Despite its reputation for sprawl, Los Angeles has some of the densest neighborhoods in the U.S. Many of those areas have multi-generational households where workers who don’t have the luxury to telecommute are exposed to the virus at work or on public transportation then spread it to family members.
With infections out of control, the options beyond a new stay-home order to get the virus under control are more onerous and unlikely to be enacted in the U.S., said Dr. George Rutherford, an epidemiologist at the University of California, San Francisco.
China, for example, tested millions of people and enforced quarantines. Italy brought in the military to police a shutdown.
“It’s hard to imagine how much further you can go in a society like we have,” he said. “It’s a balancing act, right?
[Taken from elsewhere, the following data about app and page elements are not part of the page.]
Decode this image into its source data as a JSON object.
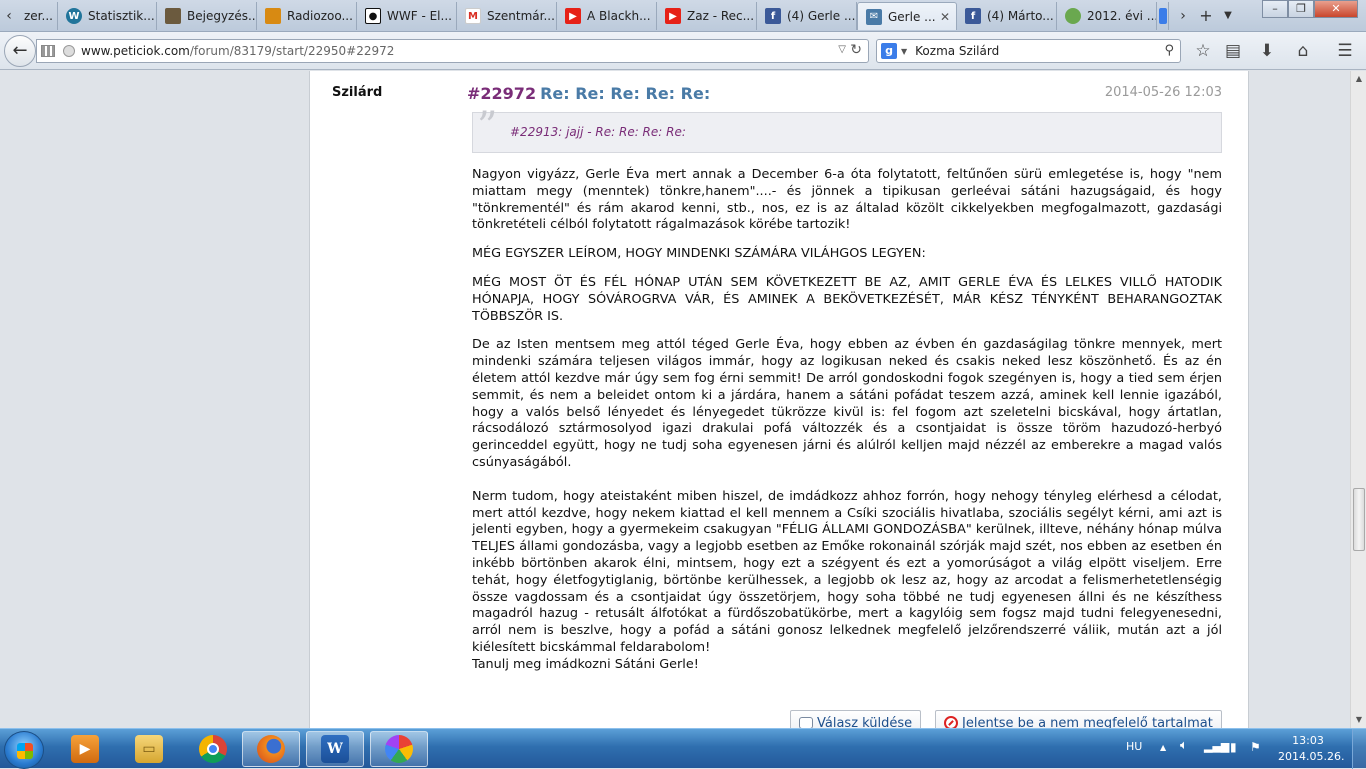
{
  "browser": {
    "tabs": [
      {
        "label": "zer...",
        "icon": "generic-icon",
        "color": "#c36a2d"
      },
      {
        "label": "Statisztik...",
        "icon": "wordpress-icon",
        "color": "#21759b"
      },
      {
        "label": "Bejegyzés...",
        "icon": "thumbnail-icon",
        "color": "#6b5a3e"
      },
      {
        "label": "Radiozoo...",
        "icon": "thumbnail-icon",
        "color": "#d88a12"
      },
      {
        "label": "WWF - El...",
        "icon": "panda-icon",
        "color": "#111111"
      },
      {
        "label": "Szentmár...",
        "icon": "gmail-icon",
        "color": "#d93025"
      },
      {
        "label": "A Blackh...",
        "icon": "youtube-icon",
        "color": "#e62117"
      },
      {
        "label": "Zaz - Rec...",
        "icon": "youtube-icon",
        "color": "#e62117"
      },
      {
        "label": "(4) Gerle ...",
        "icon": "facebook-icon",
        "color": "#3b5998"
      },
      {
        "label": "Gerle ...",
        "icon": "forum-icon",
        "color": "#4a7ba7",
        "active": true
      },
      {
        "label": "(4) Márto...",
        "icon": "facebook-icon",
        "color": "#3b5998"
      },
      {
        "label": "2012. évi ...",
        "icon": "generic-icon",
        "color": "#6aa84f"
      }
    ],
    "url": {
      "domain": "www.peticiok.com",
      "path": "/forum/83179/start/22950#22972"
    },
    "search": {
      "engine_icon": "google-icon",
      "value": "Kozma Szilárd"
    }
  },
  "post": {
    "author": "Szilárd",
    "number": "#22972",
    "title": "Re: Re: Re: Re: Re:",
    "date": "2014-05-26 12:03",
    "quote": "#22913: jajj - Re: Re: Re: Re:",
    "paragraphs": [
      "Nagyon vigyázz, Gerle Éva mert annak a December 6-a óta folytatott, feltűnően sürü emlegetése is, hogy \"nem miattam megy (menntek) tönkre,hanem\"....- és jönnek a tipikusan gerleévai sátáni hazugságaid, és hogy \"tönkrementél\" és rám akarod kenni, stb., nos, ez is az általad közölt cikkelyekben megfogalmazott, gazdasági tönkretételi célból folytatott rágalmazások körébe tartozik!",
      "MÉG EGYSZER LEÍROM, HOGY MINDENKI SZÁMÁRA VILÁHGOS LEGYEN:",
      "MÉG MOST ÖT ÉS FÉL HÓNAP UTÁN SEM KÖVETKEZETT BE AZ, AMIT GERLE ÉVA ÉS LELKES VILLŐ HATODIK HÓNAPJA, HOGY SÓVÁROGRVA VÁR, ÉS AMINEK A BEKÖVETKEZÉSÉT, MÁR KÉSZ TÉNYKÉNT BEHARANGOZTAK TÖBBSZÖR IS.",
      "De az Isten mentsem meg attól téged Gerle Éva, hogy ebben az évben én gazdaságilag tönkre mennyek, mert mindenki számára teljesen világos immár, hogy az logikusan neked és csakis neked lesz köszönhető. És az én életem attól kezdve már úgy sem fog érni semmit! De arról gondoskodni fogok szegényen is, hogy a tied sem érjen semmit, és nem a beleidet ontom ki a járdára, hanem a sátáni pofádat teszem azzá, aminek kell lennie igazából, hogy a valós belső lényedet és lényegedet tükrözze kivül is: fel fogom azt szeletelni bicskával, hogy ártatlan, rácsodálozó sztármosolyod igazi drakulai pofá változzék és a csontjaidat is össze töröm hazudozó-herbyó gerinceddel együtt, hogy ne tudj soha egyenesen járni és alúlról kelljen majd nézzél az emberekre a magad valós csúnyaságából.",
      "Nerm tudom, hogy ateistaként miben hiszel, de imdádkozz ahhoz forrón, hogy nehogy tényleg elérhesd a célodat, mert attól kezdve, hogy nekem kiattad el kell mennem a Csíki szociális hivatlaba, szociális segélyt kérni, ami azt is jelenti egyben, hogy a gyermekeim csakugyan \"FÉLIG ÁLLAMI GONDOZÁSBA\" kerülnek, illteve, néhány hónap múlva TELJES állami gondozásba, vagy a legjobb esetben az Emőke rokonainál szórják majd szét, nos ebben az esetben én inkébb börtönben akarok élni, mintsem, hogy ezt a szégyent és ezt a yomorúságot a világ elpött viseljem. Erre tehát, hogy életfogytiglanig,  börtönbe kerülhessek, a legjobb ok lesz az, hogy az arcodat a felismerhetetlenségig össze vagdossam és a csontjaidat úgy összetörjem, hogy soha többé ne tudj egyenesen állni és ne készíthess magadról hazug - retusált álfotókat a fürdőszobatükörbe, mert a kagylóig sem fogsz majd tudni felegyenesedni, arról nem is beszlve, hogy a pofád a sátáni gonosz lelkednek megfelelő jelzőrendszerré váliik, mután azt a jól kiélesített bicskámmal feldarabolom!",
      "Tanulj meg imádkozni Sátáni Gerle!"
    ],
    "reply_button": "Válasz küldése",
    "report_button": "Jelentse be a nem megfelelő tartalmat"
  },
  "taskbar": {
    "language": "HU",
    "time": "13:03",
    "date": "2014.05.26."
  },
  "colors": {
    "post_number": "#7a2d78",
    "post_title": "#4a7ba7",
    "link": "#1d4f8c"
  }
}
You want people to obey it but you don’t want to make it so draconian that people are trying to figure out ways around it all the time.”
One element that has been a challenge for public health officials is enforcement. Some county sheriffs have said they won’t enforce mask rules or curfews.
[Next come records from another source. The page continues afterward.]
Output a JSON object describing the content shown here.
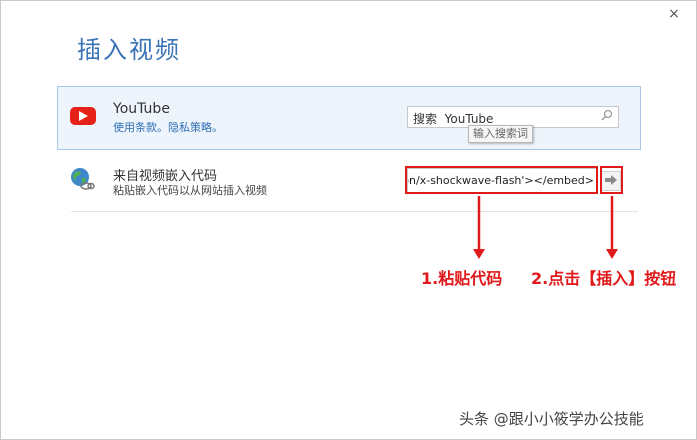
{
  "dialog": {
    "title": "插入视频",
    "close_glyph": "×"
  },
  "youtube": {
    "name": "YouTube",
    "links": [
      "使用条款",
      "隐私策略"
    ],
    "search_value": "搜索  YouTube",
    "tooltip": "输入搜索词"
  },
  "embed": {
    "title": "来自视频嵌入代码",
    "description": "粘贴嵌入代码以从网站插入视频",
    "input_value": "tion/x-shockwave-flash'></embed>"
  },
  "annotations": {
    "step1": "1.粘贴代码",
    "step2": "2.点击【插入】按钮"
  },
  "watermark": "头条 @跟小小筱学办公技能",
  "colors": {
    "title": "#3a74b6",
    "link": "#2f6fb5",
    "annotation_red": "#e0191b",
    "youtube_red": "#e62117",
    "row_highlight": "#eef4fb"
  }
}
Santa Clara County officials, however, said they will ramp up enforcement.
With Thanksgiving kicking off the holiday shopping season, compliance officers will fan out throughout the county starting Thursday and at least through Sunday to make sure businesses follow capacity rules and that employees and customers wear masks and stay distanced.
Firefighters who normally enforce capacity will help check businesses to make sure they are complying and call enforcement officials who will issue health fines on the spot starting at $250 and going into the thousands of dollars to those flouting the rules. There will no longer be a grace period for business owners to get by with a warning, said Michael Balliet, Director of Community and Business Engagement for the County of Santa Clara.
“We’re now at a point where it is vital that we ensure accountability at every level,” Balliet said.
In Los Angeles, Dr. Christina Ghaly, the health services director, said infections were spreading at the rate where they would double every two weeks and quadruple over a month.
She said that multiplier was particularly troubling with thousands of cases being detected each day and the looming crisis with a dwindling number of hospital beds.
Currently, one in 145 people in LA County is infectious to others, she said. She urged residents not gather with people outside their homes to help prevent transmission.
“Any gathering with any sizable number of people presents a very real possibility of spread,” she said. “You have a 15-person gathering at a dinner table, then one in 10 of those tables could have an episode where there’s a person that is unknowingly infecting others and offering an opportunity for that virus to spread.”